Rest In Peace, Mary Oliver. There is no flag to fly at half staff for poets, and governments do not care much for poets. Poets don’t care much for flags either, nor the insecurities they soothe with their soft flapping.

Mary Oliver cared about each little brown flag of last year’s beech leaves sighing their chittering death rattle into the wind. She cared about clarity. Though she never met me, she cared about me. She told me, and all of us, over and over that we belong. She told me that if there is any knowable god, it is on the Earth and in each other. The Church told me that I was an alien here, that I was somehow different from all the creatures and plants and rocks and waters of the earth, that my home was somewhere far away. Mary reassured me that I was as natural as a woodchuck. She agreed with me about the strangeness of modern life, about the absolute insanity of homework when there was a whole planet to be explored. She told me that there is no nothingness, but there might be an end to consciousness.

That is the value of poetry, the value of reading, and the value of an education. It’s not about finding a job. It’s about finding meaning in your work. It’s not about being smarter. It’s about being accountable.

I wish I could’ve met Mary. I’m not sure what I would’ve said, but that is the way with meeting famous people. Maybe I would’ve memorized something like what I’ve written here and recited it as if I was meeting some head of state. Mary was more important to me than any head of state, athlete, scientist, musician, or any celebrity you can name. I might have cried and hugged her and I’m sure she would’ve been uncomfortable with the whole thing. I am not very famous, but famous enough to know that the art is not the artist.

Thank you Mary Oliver, somewhere in the somethingness. Thank you for leaving behind a meticulous map of important things.

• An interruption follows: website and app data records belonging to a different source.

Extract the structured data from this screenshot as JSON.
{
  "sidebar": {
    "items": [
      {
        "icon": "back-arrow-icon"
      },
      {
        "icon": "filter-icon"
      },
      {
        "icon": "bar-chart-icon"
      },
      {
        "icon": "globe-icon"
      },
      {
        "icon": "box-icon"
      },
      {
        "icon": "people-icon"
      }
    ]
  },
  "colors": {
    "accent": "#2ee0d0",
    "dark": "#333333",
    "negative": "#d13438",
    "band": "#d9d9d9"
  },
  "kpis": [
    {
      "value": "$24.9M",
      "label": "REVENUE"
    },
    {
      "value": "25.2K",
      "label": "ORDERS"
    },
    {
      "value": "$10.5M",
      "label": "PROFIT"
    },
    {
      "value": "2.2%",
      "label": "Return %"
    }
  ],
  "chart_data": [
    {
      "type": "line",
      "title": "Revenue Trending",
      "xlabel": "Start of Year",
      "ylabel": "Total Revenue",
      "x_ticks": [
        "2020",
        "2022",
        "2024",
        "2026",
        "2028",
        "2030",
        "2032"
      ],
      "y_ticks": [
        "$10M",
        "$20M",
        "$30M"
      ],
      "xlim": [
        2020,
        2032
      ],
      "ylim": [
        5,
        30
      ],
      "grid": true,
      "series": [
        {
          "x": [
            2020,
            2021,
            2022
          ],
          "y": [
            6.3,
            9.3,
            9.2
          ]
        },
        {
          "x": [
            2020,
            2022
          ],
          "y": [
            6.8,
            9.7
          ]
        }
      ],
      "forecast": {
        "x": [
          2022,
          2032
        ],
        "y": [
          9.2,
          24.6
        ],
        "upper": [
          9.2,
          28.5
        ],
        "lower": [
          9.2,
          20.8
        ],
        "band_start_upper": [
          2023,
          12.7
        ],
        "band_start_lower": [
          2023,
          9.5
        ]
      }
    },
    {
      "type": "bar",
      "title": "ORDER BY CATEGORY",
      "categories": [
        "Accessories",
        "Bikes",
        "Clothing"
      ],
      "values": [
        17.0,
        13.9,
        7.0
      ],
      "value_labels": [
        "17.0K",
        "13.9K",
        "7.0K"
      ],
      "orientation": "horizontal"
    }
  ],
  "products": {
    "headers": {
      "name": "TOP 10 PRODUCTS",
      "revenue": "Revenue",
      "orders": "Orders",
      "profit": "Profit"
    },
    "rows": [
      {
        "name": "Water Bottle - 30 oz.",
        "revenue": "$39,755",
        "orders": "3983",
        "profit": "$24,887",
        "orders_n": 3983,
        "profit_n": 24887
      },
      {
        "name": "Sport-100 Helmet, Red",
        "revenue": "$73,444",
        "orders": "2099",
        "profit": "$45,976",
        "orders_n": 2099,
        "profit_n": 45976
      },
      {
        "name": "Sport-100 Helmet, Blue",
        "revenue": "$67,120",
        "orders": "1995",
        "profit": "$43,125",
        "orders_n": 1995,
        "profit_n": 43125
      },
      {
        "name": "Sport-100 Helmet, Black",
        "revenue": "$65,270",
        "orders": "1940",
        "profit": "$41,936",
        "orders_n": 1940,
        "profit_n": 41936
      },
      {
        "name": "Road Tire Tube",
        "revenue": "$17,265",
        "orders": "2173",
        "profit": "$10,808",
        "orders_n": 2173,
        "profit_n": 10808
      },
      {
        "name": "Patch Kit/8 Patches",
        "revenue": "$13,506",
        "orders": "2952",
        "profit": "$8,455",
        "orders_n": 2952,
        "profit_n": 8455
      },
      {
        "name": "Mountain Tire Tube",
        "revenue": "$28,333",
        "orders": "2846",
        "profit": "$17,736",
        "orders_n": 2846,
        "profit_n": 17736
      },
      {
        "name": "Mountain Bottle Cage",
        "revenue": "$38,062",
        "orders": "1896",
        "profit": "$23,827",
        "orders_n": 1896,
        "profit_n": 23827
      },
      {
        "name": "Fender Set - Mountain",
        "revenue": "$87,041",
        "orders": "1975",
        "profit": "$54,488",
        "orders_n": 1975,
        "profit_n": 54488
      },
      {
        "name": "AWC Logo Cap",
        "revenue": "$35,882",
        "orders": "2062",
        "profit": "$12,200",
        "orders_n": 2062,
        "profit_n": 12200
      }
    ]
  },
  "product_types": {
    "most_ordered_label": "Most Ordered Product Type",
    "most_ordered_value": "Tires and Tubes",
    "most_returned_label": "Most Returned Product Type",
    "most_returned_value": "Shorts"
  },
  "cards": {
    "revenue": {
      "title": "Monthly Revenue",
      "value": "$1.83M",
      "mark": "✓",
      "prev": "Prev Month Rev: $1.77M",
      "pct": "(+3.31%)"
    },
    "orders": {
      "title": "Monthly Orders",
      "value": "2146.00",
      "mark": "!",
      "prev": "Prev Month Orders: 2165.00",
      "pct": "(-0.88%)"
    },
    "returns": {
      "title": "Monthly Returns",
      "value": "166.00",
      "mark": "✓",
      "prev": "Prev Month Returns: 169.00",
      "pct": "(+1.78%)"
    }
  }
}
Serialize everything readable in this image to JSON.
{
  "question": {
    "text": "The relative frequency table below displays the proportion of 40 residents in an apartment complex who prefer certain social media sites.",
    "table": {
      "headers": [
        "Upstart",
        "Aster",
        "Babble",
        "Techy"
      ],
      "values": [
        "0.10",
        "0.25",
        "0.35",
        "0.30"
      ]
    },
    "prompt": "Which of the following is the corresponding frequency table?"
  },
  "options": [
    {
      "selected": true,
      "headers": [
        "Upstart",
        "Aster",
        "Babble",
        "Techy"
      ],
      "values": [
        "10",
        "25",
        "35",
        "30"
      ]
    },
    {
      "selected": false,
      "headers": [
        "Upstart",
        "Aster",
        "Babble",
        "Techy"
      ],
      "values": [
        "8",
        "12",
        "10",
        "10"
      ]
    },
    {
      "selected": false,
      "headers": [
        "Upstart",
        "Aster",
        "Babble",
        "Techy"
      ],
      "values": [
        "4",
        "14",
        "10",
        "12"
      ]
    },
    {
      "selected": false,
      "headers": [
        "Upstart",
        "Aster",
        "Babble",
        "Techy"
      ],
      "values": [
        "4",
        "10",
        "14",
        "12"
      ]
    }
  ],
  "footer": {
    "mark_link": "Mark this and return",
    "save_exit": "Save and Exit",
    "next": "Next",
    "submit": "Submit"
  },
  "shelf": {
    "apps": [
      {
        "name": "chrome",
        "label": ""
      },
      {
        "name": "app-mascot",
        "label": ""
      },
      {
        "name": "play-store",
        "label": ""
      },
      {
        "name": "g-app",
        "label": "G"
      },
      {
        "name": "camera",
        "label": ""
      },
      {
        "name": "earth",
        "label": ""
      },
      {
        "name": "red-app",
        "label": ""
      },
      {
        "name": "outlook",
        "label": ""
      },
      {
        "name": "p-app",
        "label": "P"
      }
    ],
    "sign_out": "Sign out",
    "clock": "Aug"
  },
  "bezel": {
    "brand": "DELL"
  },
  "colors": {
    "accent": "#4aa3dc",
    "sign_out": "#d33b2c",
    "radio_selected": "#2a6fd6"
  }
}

The call of the wild geese, over here. The white fire of the stars, up there. The dark skirts of the earth, down there. You said you read Rumi every day. I read you every day. The Earth was your Beloved. Now you are together. You were never apart.

The Journey, by Mary Oliver

One day you finally knew

What you had to do, and began,

Though the voices around you

Kept shouting

Their bad advice‚

Though the whole house

Began to tremble

And you felt the old tug

At your ankles.

“Mend my life!”

Each voice cried.

But you didn’t stop.

You knew what you had to do,

Though the wind pried

With its stiff fingers

At the very foundations‚

Though their melancholy

Was terrible.

It was already late

Enough, and a wild night,

And the road full of fallen

Branches and stones.

But little by little,

As you left their voices behind,

The stars began to burn

Through the sheets of clouds,

And there was a new voice,

Which you slowly

Recognized as your own,

That kept you company

As you strode deeper and deeper

Into the world,

Determined to do

The only thing you could do‚

Determined to save

The only life you could save.